A New Term to Consider: Asset Allocators

Recently I found myself under deadline to complete an article that should be published in the May edition of Financial Planning Magazine. The article summarizes one of my favorite topics when speaking to audiences, which is to rebut what I consider to be the three main objections to active management. For the record, they are 1) you believe in the Nobel Prize winning theory supporting buy and hold investing, 2) you don’t believe active managers can outperform passive benchmarks, and 3) you think the active management business model is impractical. In the piece I refer to the confusion that reigns in and out of the industry regarding the roles of different kinds of investors. I routinely refer to the two camps as portfolio managers and money managers.

I define portfolio managers as the group of investors who can invest in any asset class with the only constraint being the investment policy of the investor. Portfolio managers are free to own any asset class. Portfolio managers do not have an easy to identify benchmark. On the other hand, money managers are typically constrained by prospectus to invest in only one asset class and one investment style. We know them as mutual fund managers, separate account managers, or nowadays, even hedge fund managers. Money managers specialize in investing in only one asset class, and they typically manage portfolios that own individual securities, rather than pooled investments, in pursuit of beating their easy to identify passive benchmark.

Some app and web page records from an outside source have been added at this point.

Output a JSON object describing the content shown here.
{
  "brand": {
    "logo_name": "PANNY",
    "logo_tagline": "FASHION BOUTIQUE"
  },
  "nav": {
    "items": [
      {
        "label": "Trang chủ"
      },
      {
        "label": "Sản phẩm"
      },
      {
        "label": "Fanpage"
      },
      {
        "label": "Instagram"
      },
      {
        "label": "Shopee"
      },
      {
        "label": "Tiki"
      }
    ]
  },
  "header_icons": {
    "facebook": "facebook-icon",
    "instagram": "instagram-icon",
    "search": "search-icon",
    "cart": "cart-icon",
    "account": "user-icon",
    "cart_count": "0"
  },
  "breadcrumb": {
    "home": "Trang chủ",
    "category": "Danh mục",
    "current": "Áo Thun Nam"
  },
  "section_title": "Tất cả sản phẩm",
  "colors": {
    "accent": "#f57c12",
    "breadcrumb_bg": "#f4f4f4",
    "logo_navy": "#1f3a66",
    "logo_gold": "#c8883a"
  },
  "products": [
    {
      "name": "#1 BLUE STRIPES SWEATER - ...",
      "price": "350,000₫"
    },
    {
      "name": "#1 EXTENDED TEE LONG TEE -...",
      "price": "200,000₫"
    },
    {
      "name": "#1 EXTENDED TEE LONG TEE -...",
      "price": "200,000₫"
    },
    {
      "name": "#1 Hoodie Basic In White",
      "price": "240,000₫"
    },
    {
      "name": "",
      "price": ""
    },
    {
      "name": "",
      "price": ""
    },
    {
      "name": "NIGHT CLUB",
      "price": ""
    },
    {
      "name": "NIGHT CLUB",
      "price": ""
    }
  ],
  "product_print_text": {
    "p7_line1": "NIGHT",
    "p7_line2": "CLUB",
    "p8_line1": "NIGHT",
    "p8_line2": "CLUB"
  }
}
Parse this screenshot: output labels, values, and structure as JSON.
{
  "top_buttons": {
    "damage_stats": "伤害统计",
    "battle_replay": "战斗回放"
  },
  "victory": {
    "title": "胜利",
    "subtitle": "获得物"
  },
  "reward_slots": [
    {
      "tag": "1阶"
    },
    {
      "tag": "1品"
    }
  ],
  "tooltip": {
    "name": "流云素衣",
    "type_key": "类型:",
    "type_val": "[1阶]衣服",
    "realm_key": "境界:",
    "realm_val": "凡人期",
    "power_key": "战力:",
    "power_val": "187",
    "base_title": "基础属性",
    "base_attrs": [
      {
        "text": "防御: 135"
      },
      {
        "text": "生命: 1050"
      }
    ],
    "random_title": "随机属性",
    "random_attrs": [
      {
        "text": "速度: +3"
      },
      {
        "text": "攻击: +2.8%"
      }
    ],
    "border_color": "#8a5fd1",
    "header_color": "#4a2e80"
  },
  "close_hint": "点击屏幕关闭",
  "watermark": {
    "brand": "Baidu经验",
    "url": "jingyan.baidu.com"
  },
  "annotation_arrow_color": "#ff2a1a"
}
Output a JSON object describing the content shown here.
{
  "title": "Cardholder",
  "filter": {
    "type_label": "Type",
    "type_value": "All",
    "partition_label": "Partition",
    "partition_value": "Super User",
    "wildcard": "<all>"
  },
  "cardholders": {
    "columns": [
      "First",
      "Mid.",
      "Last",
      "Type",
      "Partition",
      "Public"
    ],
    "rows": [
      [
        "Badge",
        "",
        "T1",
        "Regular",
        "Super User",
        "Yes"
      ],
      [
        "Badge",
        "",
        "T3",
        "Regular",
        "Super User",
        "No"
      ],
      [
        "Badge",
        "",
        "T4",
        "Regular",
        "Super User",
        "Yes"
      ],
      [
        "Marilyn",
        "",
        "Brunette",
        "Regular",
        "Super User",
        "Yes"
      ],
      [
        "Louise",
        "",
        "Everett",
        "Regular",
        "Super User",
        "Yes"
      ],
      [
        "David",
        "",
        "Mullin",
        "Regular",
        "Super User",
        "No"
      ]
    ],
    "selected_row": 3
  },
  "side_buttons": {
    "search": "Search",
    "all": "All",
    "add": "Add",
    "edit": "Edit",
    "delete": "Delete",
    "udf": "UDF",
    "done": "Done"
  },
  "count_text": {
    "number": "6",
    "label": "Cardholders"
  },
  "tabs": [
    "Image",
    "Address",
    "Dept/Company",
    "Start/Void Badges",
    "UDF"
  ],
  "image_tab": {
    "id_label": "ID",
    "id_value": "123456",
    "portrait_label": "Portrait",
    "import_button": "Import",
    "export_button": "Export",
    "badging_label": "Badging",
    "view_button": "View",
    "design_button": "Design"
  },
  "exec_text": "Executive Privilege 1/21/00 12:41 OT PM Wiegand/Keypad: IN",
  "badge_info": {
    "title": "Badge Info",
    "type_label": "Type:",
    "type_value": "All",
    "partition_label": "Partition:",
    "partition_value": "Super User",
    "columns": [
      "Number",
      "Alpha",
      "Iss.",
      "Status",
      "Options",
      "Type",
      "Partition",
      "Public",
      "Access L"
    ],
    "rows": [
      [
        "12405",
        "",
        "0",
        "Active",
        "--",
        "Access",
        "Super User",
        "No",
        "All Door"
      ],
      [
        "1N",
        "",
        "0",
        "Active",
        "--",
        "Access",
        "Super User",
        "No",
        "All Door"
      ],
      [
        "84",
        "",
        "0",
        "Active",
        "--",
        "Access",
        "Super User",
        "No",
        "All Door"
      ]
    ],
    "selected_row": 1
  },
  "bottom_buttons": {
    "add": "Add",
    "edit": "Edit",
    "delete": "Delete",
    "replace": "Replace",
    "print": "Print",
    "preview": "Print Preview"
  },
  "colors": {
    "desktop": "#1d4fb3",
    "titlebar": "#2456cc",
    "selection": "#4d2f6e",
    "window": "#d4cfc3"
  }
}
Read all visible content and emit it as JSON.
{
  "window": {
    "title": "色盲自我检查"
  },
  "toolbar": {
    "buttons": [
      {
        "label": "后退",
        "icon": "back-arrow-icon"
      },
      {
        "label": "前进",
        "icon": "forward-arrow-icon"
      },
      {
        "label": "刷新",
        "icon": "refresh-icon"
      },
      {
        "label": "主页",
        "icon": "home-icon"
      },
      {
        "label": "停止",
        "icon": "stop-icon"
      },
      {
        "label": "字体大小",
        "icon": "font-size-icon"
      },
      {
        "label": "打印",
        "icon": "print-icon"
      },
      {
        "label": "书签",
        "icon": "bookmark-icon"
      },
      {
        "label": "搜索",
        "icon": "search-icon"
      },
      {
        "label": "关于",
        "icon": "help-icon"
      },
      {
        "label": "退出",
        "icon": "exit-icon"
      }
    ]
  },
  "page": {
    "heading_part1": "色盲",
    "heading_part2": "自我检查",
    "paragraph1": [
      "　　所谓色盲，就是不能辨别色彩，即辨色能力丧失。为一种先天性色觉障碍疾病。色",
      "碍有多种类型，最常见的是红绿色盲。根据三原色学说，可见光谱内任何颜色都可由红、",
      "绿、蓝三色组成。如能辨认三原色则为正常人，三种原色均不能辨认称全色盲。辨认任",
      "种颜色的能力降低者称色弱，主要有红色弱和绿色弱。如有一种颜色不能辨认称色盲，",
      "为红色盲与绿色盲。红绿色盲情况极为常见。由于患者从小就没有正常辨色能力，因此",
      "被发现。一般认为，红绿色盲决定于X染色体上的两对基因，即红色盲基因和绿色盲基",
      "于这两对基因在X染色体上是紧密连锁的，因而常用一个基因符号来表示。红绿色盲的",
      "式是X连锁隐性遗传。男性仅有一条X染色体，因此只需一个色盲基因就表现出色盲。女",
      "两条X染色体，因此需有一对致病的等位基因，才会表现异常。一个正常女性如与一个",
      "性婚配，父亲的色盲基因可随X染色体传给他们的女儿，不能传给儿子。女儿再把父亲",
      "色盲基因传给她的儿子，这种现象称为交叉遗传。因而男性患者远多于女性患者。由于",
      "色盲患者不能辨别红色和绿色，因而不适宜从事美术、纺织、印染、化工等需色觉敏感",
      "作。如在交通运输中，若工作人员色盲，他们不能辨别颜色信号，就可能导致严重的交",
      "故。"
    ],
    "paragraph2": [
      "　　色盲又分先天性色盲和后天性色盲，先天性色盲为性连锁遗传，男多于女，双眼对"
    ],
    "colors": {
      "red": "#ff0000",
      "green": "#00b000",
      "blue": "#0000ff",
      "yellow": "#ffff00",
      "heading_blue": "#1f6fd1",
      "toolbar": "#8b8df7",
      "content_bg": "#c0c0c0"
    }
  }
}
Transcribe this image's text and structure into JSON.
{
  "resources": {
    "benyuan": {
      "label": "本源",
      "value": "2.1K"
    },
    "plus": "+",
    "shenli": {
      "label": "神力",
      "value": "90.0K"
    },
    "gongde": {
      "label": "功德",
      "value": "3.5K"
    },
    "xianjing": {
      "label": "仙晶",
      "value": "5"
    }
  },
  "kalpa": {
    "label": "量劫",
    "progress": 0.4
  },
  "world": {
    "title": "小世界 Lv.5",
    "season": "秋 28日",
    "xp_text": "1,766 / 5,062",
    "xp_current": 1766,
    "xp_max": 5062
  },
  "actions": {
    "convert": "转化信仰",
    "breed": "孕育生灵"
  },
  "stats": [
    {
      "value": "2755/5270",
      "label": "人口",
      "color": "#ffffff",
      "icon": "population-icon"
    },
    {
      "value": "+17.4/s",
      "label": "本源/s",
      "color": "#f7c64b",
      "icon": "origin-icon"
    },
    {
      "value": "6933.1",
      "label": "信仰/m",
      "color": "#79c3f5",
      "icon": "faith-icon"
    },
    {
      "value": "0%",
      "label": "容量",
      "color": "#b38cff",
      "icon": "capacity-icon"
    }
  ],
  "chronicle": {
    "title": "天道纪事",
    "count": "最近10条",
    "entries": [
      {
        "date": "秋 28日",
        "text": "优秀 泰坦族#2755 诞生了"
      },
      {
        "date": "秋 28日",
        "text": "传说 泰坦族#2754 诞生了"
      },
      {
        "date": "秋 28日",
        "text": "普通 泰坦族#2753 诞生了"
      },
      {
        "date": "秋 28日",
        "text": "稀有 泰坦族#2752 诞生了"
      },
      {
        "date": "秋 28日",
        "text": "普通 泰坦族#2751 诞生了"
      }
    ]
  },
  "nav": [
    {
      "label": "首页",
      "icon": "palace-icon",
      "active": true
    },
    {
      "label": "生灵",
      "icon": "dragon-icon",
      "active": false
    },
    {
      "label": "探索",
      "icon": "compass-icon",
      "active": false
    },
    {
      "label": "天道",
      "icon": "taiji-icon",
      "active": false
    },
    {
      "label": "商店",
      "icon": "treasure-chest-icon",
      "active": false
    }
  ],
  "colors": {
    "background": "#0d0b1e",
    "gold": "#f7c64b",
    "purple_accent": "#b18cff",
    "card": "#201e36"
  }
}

Rick Vollaro, my partner and co-portfolio manager helped to edit my article, and suggested that using the terms portfolio manager and money manager only adds to the confusion. He suggested the term asset allocators instead of portfolio managers. The more I think of it the more I think that Rick’s idea has merit. In fact, any investor who is free to own multiple asset classes without constraint is an asset allocator. The term easily differentiates us from money managers, who are not free to use asset allocation. From now on I think we should compare the roles of asset allocators and money managers. The same conclusion will be reached, which is that the public and the industry is completely confused about the roles that these investors play. The choice of whether you hire “active” versus “passive” money managers has nothing to do with the decision to actively manage your asset allocation. If you don’t manage a mutual fund or a separate account, in all probability you are an asset allocator.